~noteSynths[33].run(true).set(\gate, 1);

One nice thing about this is it alleviates the need to use Groups or tricky node ordering - you allocate every node you need once, at start, and the order you allocate them in code is the order they are on the server. If you can do this, it eliminates a whole class of tricky bugs related to node ordering / groups etc.

I think a class here might actually reduce flexibility / transparency, though I don’t think it’s a BAD idea if you find this a helpful way to organize your code. Decide on the data structure where your parameters will ultimately be stored, build this out in it’s entirety, and then make your connections (a) between MIDIFunc’s and that data structure, and (b) between that data structure and your synths.
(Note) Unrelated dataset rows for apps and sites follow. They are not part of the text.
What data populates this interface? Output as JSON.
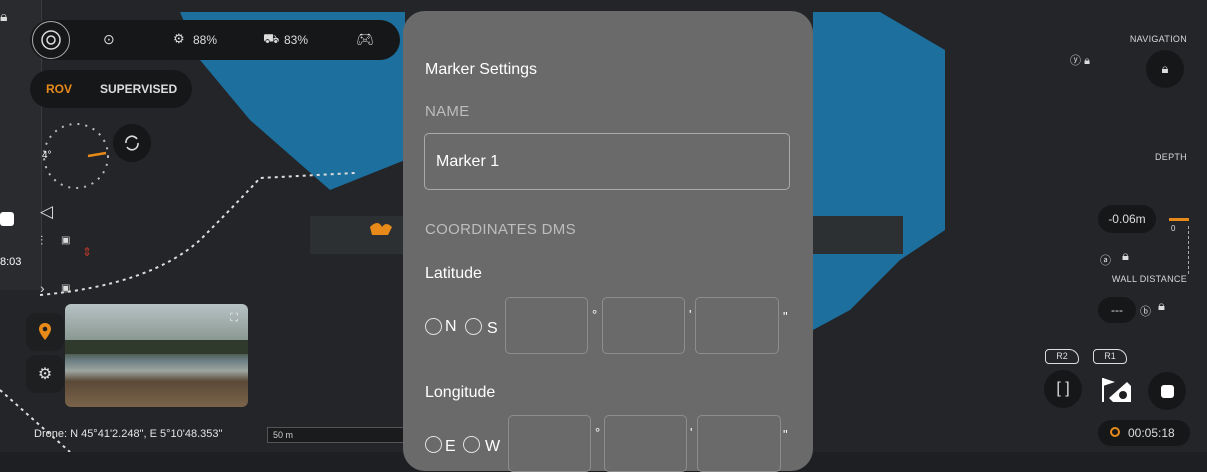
{
  "status_bar": {
    "battery_drone": "88%",
    "battery_controller": "83%"
  },
  "mode": {
    "rov_label": "ROV",
    "supervised_label": "SUPERVISED",
    "active_color": "#e88a1a"
  },
  "compass": {
    "heading": "4°"
  },
  "left_clip": {
    "timer": "8:03"
  },
  "position_text": "Drone: N 45°41'2.248\", E 5°10'48.353\"",
  "scale_label": "50 m",
  "right_panel": {
    "navigation_label": "NAVIGATION",
    "depth_label": "DEPTH",
    "depth_value": "-0.06m",
    "depth_gauge_value": "0",
    "wall_distance_label": "WALL DISTANCE",
    "wall_distance_value": "---",
    "r2_label": "R2",
    "r1_label": "R1",
    "recording_time": "00:05:18"
  },
  "modal": {
    "title": "Marker Settings",
    "name_section": "NAME",
    "name_value": "Marker 1",
    "coordinates_section": "COORDINATES DMS",
    "latitude_label": "Latitude",
    "lat_n": "N",
    "lat_s": "S",
    "longitude_label": "Longitude",
    "lon_e": "E",
    "lon_w": "W",
    "deg_symbol": "°",
    "min_symbol": "'",
    "sec_symbol": "\""
  },
  "colors": {
    "water": "#1d6f9e",
    "accent": "#e88a1a",
    "modal_bg": "#6a6a6a"
  }
}
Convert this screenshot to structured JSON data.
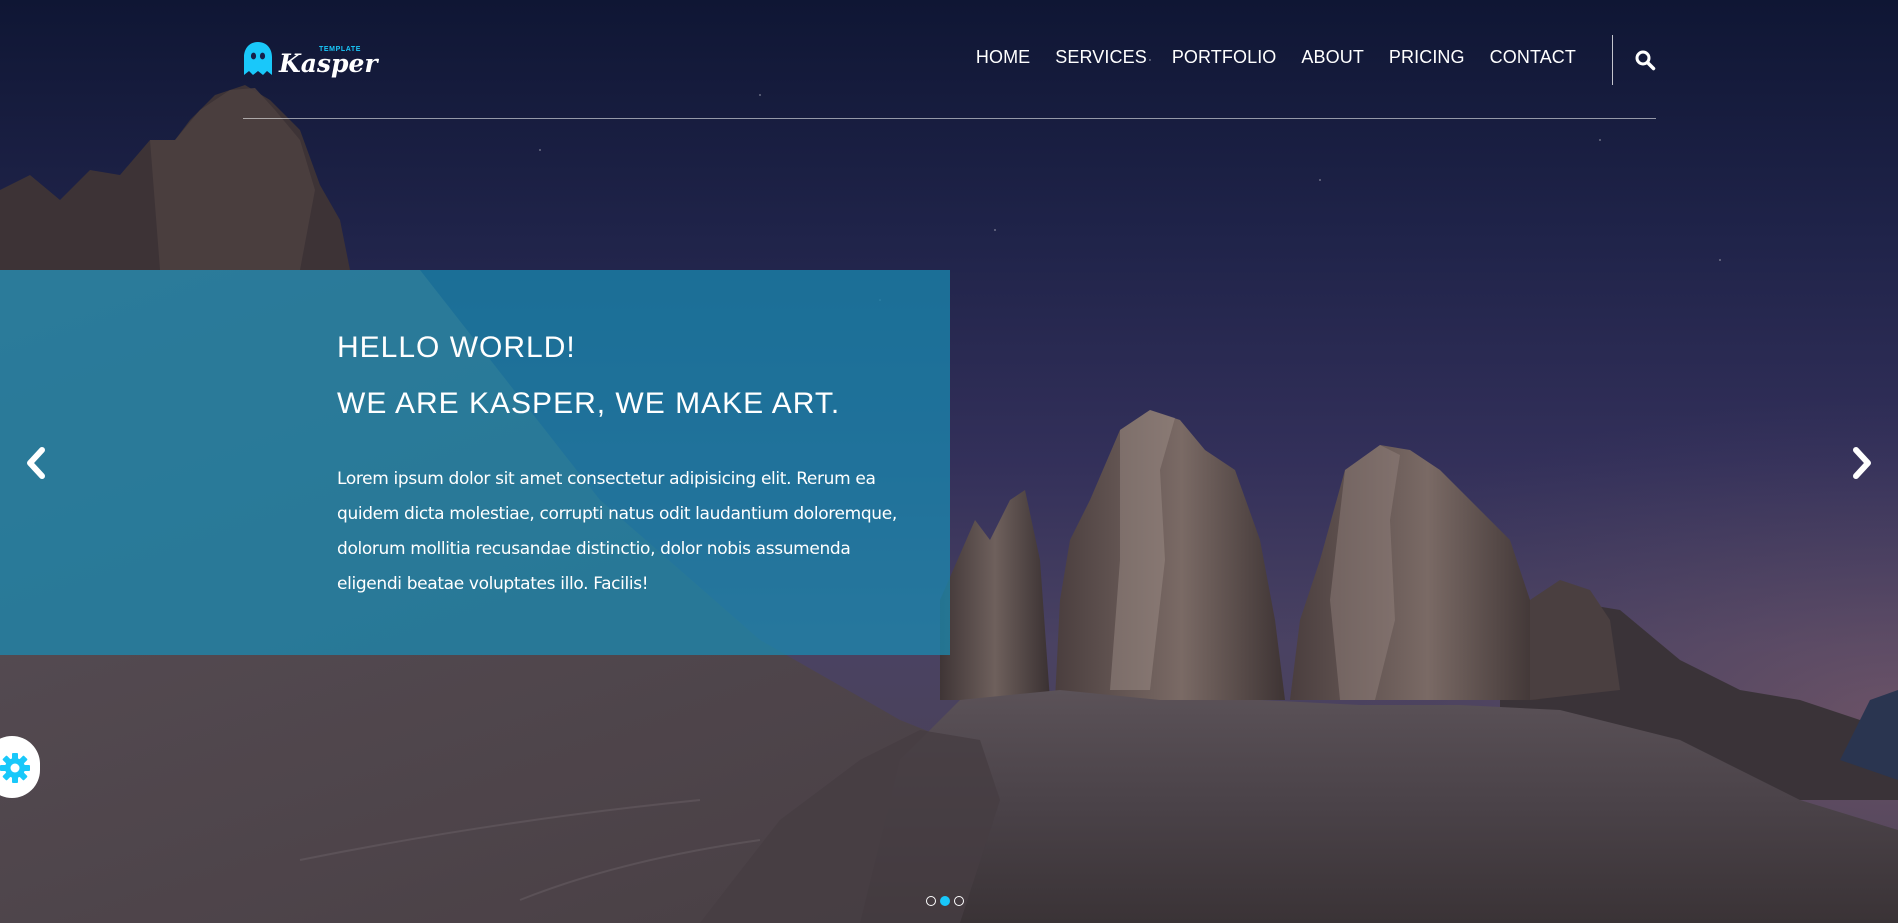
{
  "brand": {
    "name": "Kasper",
    "tag": "TEMPLATE",
    "accent_color": "#19c8fa",
    "logo_icon": "ghost-icon"
  },
  "nav": {
    "items": [
      {
        "label": "HOME"
      },
      {
        "label": "SERVICES"
      },
      {
        "label": "PORTFOLIO"
      },
      {
        "label": "ABOUT"
      },
      {
        "label": "PRICING"
      },
      {
        "label": "CONTACT"
      }
    ],
    "search_icon": "search-icon"
  },
  "hero": {
    "heading_1": "HELLO WORLD!",
    "heading_2": "WE ARE KASPER, WE MAKE ART.",
    "description": "Lorem ipsum dolor sit amet consectetur adipisicing elit. Rerum ea quidem dicta molestiae, corrupti natus odit laudantium doloremque, dolorum mollitia recusandae distinctio, dolor nobis assumenda eligendi beatae voluptates illo. Facilis!",
    "box_color": "#1e8cb4",
    "prev_icon": "chevron-left-icon",
    "next_icon": "chevron-right-icon"
  },
  "slider": {
    "total_slides": 3,
    "active_slide": 2
  },
  "settings": {
    "icon": "gear-icon"
  }
}
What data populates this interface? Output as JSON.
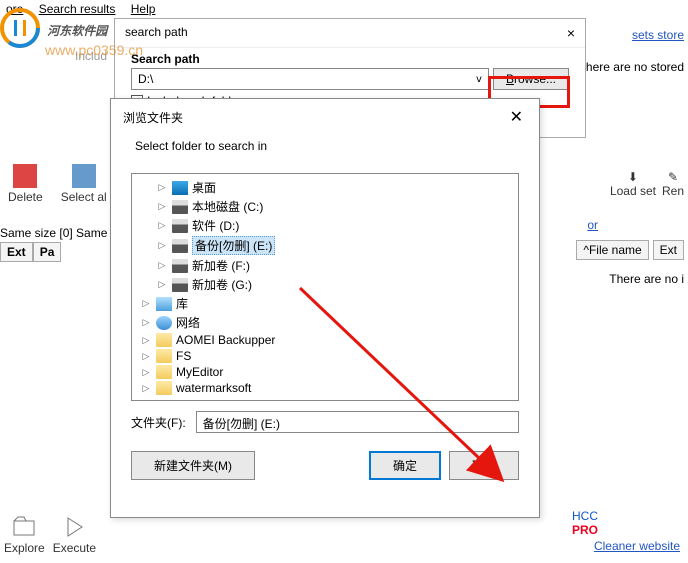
{
  "bg": {
    "menu_items": [
      "ore",
      "Search results",
      "Help"
    ],
    "toolbar": {
      "delete": "Delete",
      "select_all": "Select al"
    },
    "right_link": "sets store",
    "right_text": "There are no stored",
    "right_toolbar": {
      "load": "Load set",
      "rename": "Ren"
    },
    "right_or": "or",
    "right_cols": {
      "file": "File name",
      "ext": "Ext"
    },
    "right_noitem": "There are no i",
    "samesize": "Same size [0]   Same",
    "cols": {
      "ext": "Ext",
      "path": "Pa"
    },
    "bottom": {
      "explore": "Explore",
      "execute": "Execute"
    },
    "cleaner": "Cleaner website",
    "pro_hcc": "HCC",
    "pro_label": "PRO"
  },
  "watermark": {
    "brand": "河东软件园",
    "url": "www.pc0359.cn"
  },
  "dlg1": {
    "title": "search path",
    "include_label": "Includ",
    "search_path_label": "Search path",
    "path_value": "D:\\",
    "browse_btn": "Browse...",
    "include_sub": "Include sub folders"
  },
  "dlg2": {
    "title": "浏览文件夹",
    "instruction": "Select folder to search in",
    "tree": [
      {
        "icon": "desktop",
        "label": "桌面",
        "level": 1
      },
      {
        "icon": "drive",
        "label": "本地磁盘 (C:)",
        "level": 1
      },
      {
        "icon": "drive",
        "label": "软件 (D:)",
        "level": 1
      },
      {
        "icon": "drive",
        "label": "备份[勿删] (E:)",
        "level": 1,
        "selected": true
      },
      {
        "icon": "drive",
        "label": "新加卷 (F:)",
        "level": 1
      },
      {
        "icon": "drive",
        "label": "新加卷 (G:)",
        "level": 1
      },
      {
        "icon": "lib",
        "label": "库",
        "level": 0
      },
      {
        "icon": "net",
        "label": "网络",
        "level": 0
      },
      {
        "icon": "folder",
        "label": "AOMEI Backupper",
        "level": 0
      },
      {
        "icon": "folder",
        "label": "FS",
        "level": 0
      },
      {
        "icon": "folder",
        "label": "MyEditor",
        "level": 0
      },
      {
        "icon": "folder",
        "label": "watermarksoft",
        "level": 0
      }
    ],
    "folder_label": "文件夹(F):",
    "folder_value": "备份[勿删] (E:)",
    "new_folder_btn": "新建文件夹(M)",
    "ok_btn": "确定",
    "cancel_btn": "取消"
  }
}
Choosing something like “a dictionary of buses” as your data structure is easy, because part (b) can be accomplished with Synth:map, which is very low overhead. So something like:

~parameters = (
    pedal: Bus.control(s, 1),
    notes: 77.collect {
           trigger: Bus.control(s, 1)

// MIDI -> parameters
MIDIdef.control(\pedal, {

// parameters -> synths, assuming ~notes is an array of all of your individual note synths
~notes.do {
   |synth, i|
   synth.set(\pedal, ~parameters[\pedal].asMap, \gate, ~parameters[\notes][i][\trigger].asMap);

Sticking to a simple data structure like this can be preferable to a class, since you can easily see and reproduce the entire state at a given time without depending on the internals properties of a class.


As in it should be somewhere in there right now and it’s worth looking for or should be written up as a tutorial?

As in both these examples should be written into the existing tutorials as examples. Maybe it’s there, certainly small snippets on how to set arguments and maps, but I certainly didn’t see examples of how others would approach this from your posed question.

My opinion is that there should be a Guide style document explaining control routing, and the tutorial should link to it.

If the Getting Started tutorial’s scope expands too much, then it’s no longer Getting Started.

We don’t have enough Guide documents for middle-level topics (basic and important, but a bit beyond beginner level).

I do understand the wish to make it easy for new users to encounter the material by putting it right there in the tutorial, but linking has the advantage of searchability (and if, in 2023, one struggles with the concept of following a link, one is not likely to get very far with SC anyway).


Why not both?

I found the barrier to learning something new is the number of context switches needed to achieve the learning objective. With enough jumps through links, one cannot muster enough attention to learn what is needed to meet the original objective. As the initial point of contact for supercollider, the IDE should have a self contained set of tutorials that encompasses the majority of use cases. Unless, the objective is for the user to gel these different concepts into an internalized understanding. Great if there’s enough time, but not so good if there’s no other resource than the ide and the internet.

This is why the processing ide is such a great resource. Though it doesn’t have a tutorial style help, iirc, it includes code examples from most of the books written about it.

I guess we have a different conception of what a tutorial is.

Perhaps one trouble in this discussion is that term, “the IDE tutorial.” I assume you mean the Getting Started series. I fully agree that we don’t have enough “common use case” documents; I’m just not sure that they belong under a rubric of Getting Started.

I’m wary of a tutorial that ends up having 40 chapters because “we want it to cover all the common use cases.” This could give new users the impression that they will have to study for a year just to Get Started.

I do think the front help page could link to two collections of documents: 1/ Getting Started, 2/ Common problems and solutions. 2/ could be expanded indefinitely.

My other reason for preferring this approach is that you don’t know which common problems and solutions a given user needs. I think a tutorial is to be read in sequence; for intermediate guides, users should be able to pick and choose freely.